The vmo is also increasingly important when the passive stability of the PFJ is compromised from dysplasia. The advent of improved MRI’s over the last decade means that we understand dysplasia better, and measurement of PFJ dysplastic features are now more commonplace. In the PFJ dysplasia can present as one or all of the following; shallow trochlea, long patella tendon, lateralized tibial tuberosity. At the patellofemoral research retreat, 2015 there was discussion around PFP being on a continuum with PFJ OA, and this is probably more likely when dysplastic features are present. Rehabilitation should consider dysplastic features, and aim to provide maximum dynamic stability, and remove all unwanted movement. This unwanted movement may be trunk, pelvis, femur, tibia or foot and in varying planes. Good assessment needs to identify this so that it can be targeted.
When the patella is tilted or subluxes laterally it is common to see bone oedema on the lateral facet of the patella and/or the corresponding part of the trochlea. Callaghan et al., (2015) demonstrated that use of a Q brace for a mean of 7.4 hours per day for 6 weeks brought about a corresponding decrease in bone marrow lesions as shown on MRI and a correlating reduction in pain. Some legs just don’t suit braces so in those situations I would look to replicate the effect with tape.
Finally there has been an explosion of interest around running and the PFJ although surprisingly few papers on painful subjects. However what we do know is that reducing step length by increasing step rate can reduce the PFJ load, reduce peak adduction angle, decrease the work on the abductors and external rotators and encourage better gluteus medius firing prior to heel strike. All of these can be viewed as potentially beneficial in PFP, (Lenhart et al., 2013).
Of course there are many other areas of interest in this field.
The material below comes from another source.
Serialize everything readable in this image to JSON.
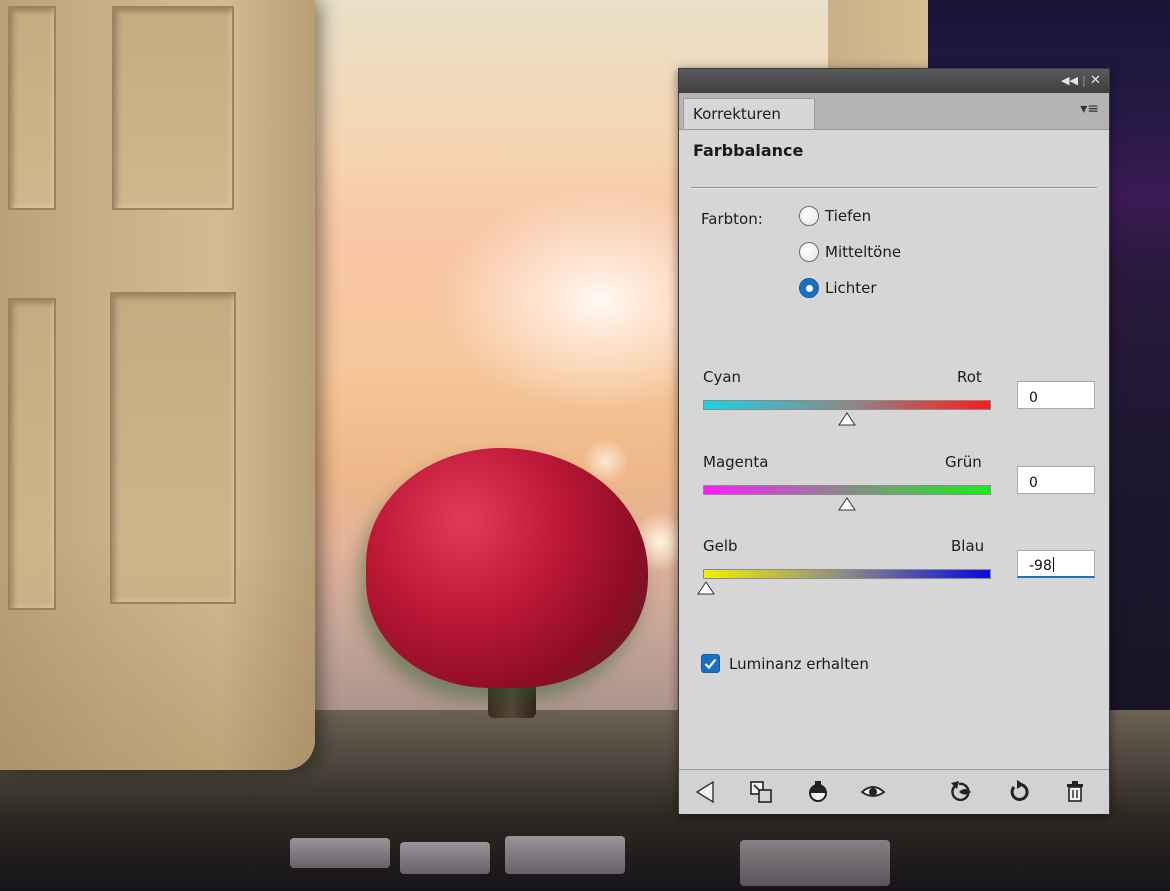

It is imperative to view PFP as an umbrella term, (Robertson, 2013), and use clinical reasoning underpinned by evidence to assess and manage the patient.
Click here to see the infographic summarising this blog post.
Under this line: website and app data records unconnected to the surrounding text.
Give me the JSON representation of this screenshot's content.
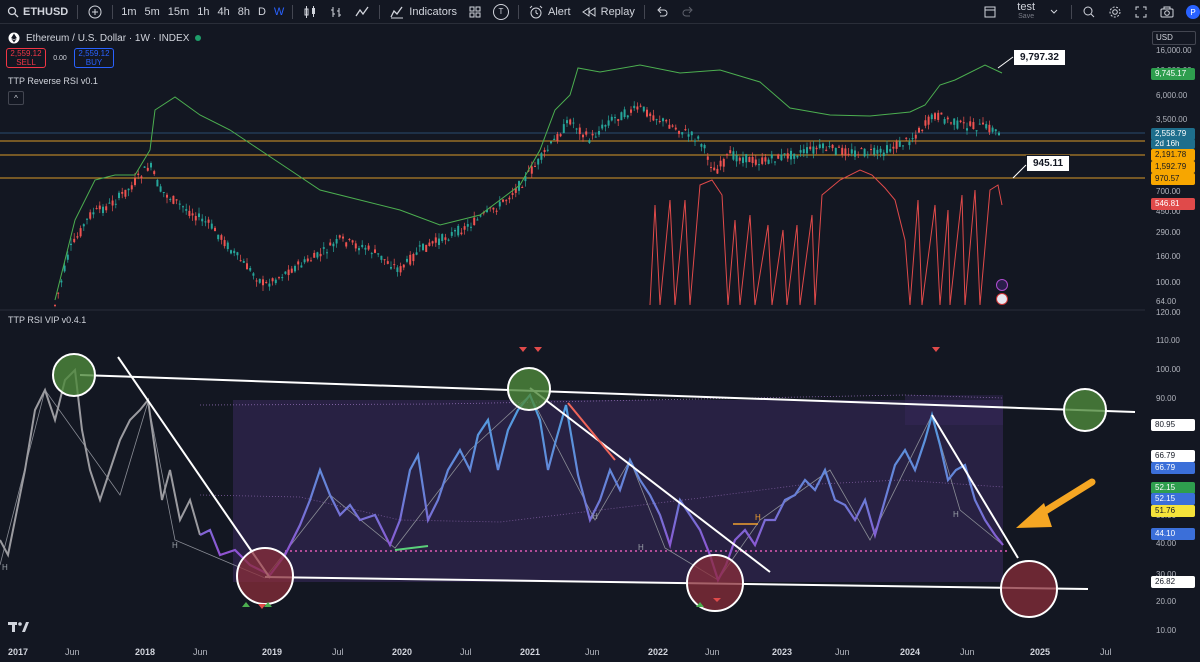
{
  "toolbar": {
    "symbol": "ETHUSD",
    "intervals": [
      "1m",
      "5m",
      "15m",
      "1h",
      "4h",
      "8h",
      "D",
      "W"
    ],
    "active_interval": "W",
    "indicators_label": "Indicators",
    "templates_badge": "T",
    "alert_label": "Alert",
    "replay_label": "Replay",
    "user_name": "test",
    "user_status": "Save",
    "avatar_letter": "P"
  },
  "legend": {
    "title": "Ethereum / U.S. Dollar · 1W · INDEX",
    "sell_price": "2,559.12",
    "sell_label": "SELL",
    "spread": "0.00",
    "buy_price": "2,559.12",
    "buy_label": "BUY"
  },
  "indicators": {
    "upper": "TTP Reverse RSI v0.1",
    "collapse_icon": "^",
    "lower": "TTP RSI VIP v0.4.1"
  },
  "currency_selector": "USD",
  "price_axis_ticks": [
    "16,000.00",
    "10,000.00",
    "6,000.00",
    "3,500.00",
    "2,000.00",
    "1,200.00",
    "700.00",
    "450.00",
    "290.00",
    "160.00",
    "100.00",
    "64.00"
  ],
  "price_labels": {
    "green_top": "9,745.17",
    "current": "2,558.79",
    "countdown": "2d 16h",
    "orange_1": "2,191.78",
    "orange_2": "1,592.79",
    "orange_3": "970.57",
    "red": "546.81"
  },
  "callouts": {
    "upper": "9,797.32",
    "lower": "945.11"
  },
  "rsi_axis_ticks": [
    "120.00",
    "110.00",
    "100.00",
    "90.00",
    "70.00",
    "60.00",
    "50.00",
    "40.00",
    "30.00",
    "20.00",
    "10.00"
  ],
  "rsi_labels": {
    "white_top": "80.95",
    "blue_1": "66.79",
    "blue_2": "66.79",
    "green": "52.15",
    "blue_3": "52.15",
    "yellow": "51.76",
    "blue_4": "44.10",
    "white_bottom": "26.82"
  },
  "time_axis": [
    {
      "label": "2017",
      "bold": true
    },
    {
      "label": "Jun",
      "bold": false
    },
    {
      "label": "2018",
      "bold": true
    },
    {
      "label": "Jun",
      "bold": false
    },
    {
      "label": "2019",
      "bold": true
    },
    {
      "label": "Jul",
      "bold": false
    },
    {
      "label": "2020",
      "bold": true
    },
    {
      "label": "Jul",
      "bold": false
    },
    {
      "label": "2021",
      "bold": true
    },
    {
      "label": "Jun",
      "bold": false
    },
    {
      "label": "2022",
      "bold": true
    },
    {
      "label": "Jun",
      "bold": false
    },
    {
      "label": "2023",
      "bold": true
    },
    {
      "label": "Jun",
      "bold": false
    },
    {
      "label": "2024",
      "bold": true
    },
    {
      "label": "Jun",
      "bold": false
    },
    {
      "label": "2025",
      "bold": true
    },
    {
      "label": "Jul",
      "bold": false
    }
  ],
  "pivot_letters": [
    "H",
    "H",
    "H",
    "H",
    "H",
    "H"
  ],
  "logo_text": "17",
  "colors": {
    "background": "#131722",
    "accent_blue": "#2962ff",
    "green_line": "#4caf50",
    "red_line": "#f23645",
    "orange_level": "#f7a600",
    "rsi_blue": "#5aa9e6",
    "rsi_purple": "#9c4dcc",
    "arrow_orange": "#f5a623"
  }
}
Benjafield A.J., Killingback A.,Robertson C.J. Adds P.J. Investigation into the architecture of the vastus medialis oblique muscle in athletic and sedentary individuals: An in vivo ultrasound study Clinical Anatomy. Article first published online: 22 SEP 2014 | DOI: 10.1002/ca.22457
Callaghan M. et al., A randomised trial of a brace for patellofemoral osteoarthritis targeting knee pain and bone marrow lesions. Ann Rhuem Dis 2015 doi:10.1136/annrheumdis-2014-206376
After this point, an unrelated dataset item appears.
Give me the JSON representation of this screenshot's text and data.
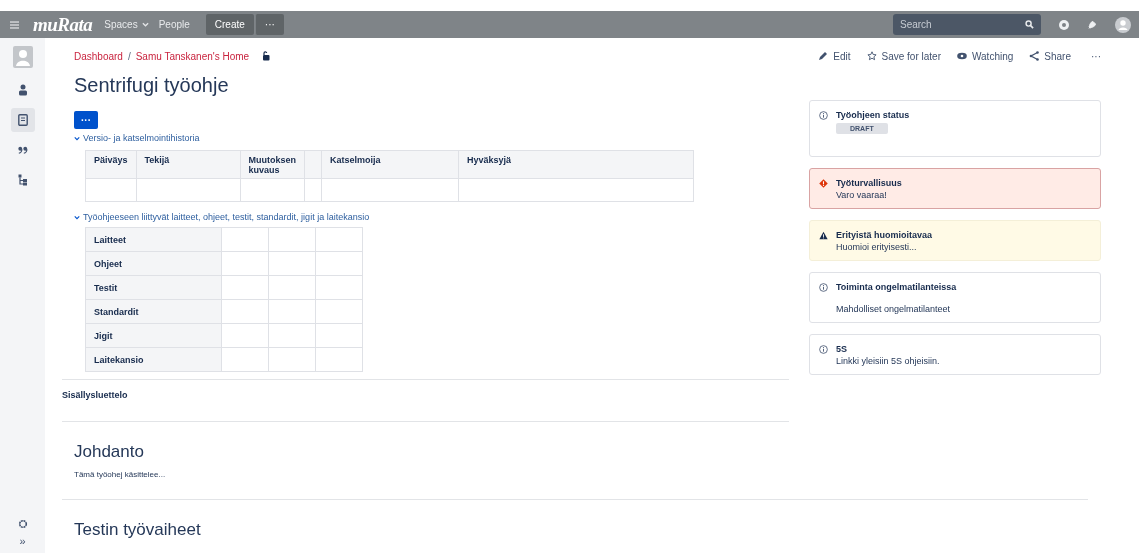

Engelina S, AntoniosT Robertson C.J., Killingback A, Adds P J Ultrasound Investigation Of Vastus Medialis Oblique (VMO) Muscle Architecture: An In Vivo study. Clin Anat. 2014;27;7;1076-1084
Jones LJ, O’Shaughnessy DFP The Pain and Movement Reasoning Model: Introduction to a simple tool for integrated pain assessment Manual Ther 2014, 19; 3; 270-76
Khoshkhoo M, Killingback A, Robertson CJ, Adds PJ The effect of exercise on vastus medialis oblique muscle architecture: An ultrasound investigation. Clin Anat 2016; 29;6;692
Lenhart RL, Thelen DG, Wille CM, Chumanov ES, Heiderscheit BC. Increasing Running Step Rate Reduces Patellofemoral Joint Forces. Med Sci Sports Exerc. 2013 Aug 2.
Robertson C J. Joint Crepitus-are we failing our patients? Physiotherapy research International; 2010;15;185.
Robertson C J. Patellofemoral pain syndrome provides a challenge for evdence-based practice Int J Ther Rehab 2007;14;12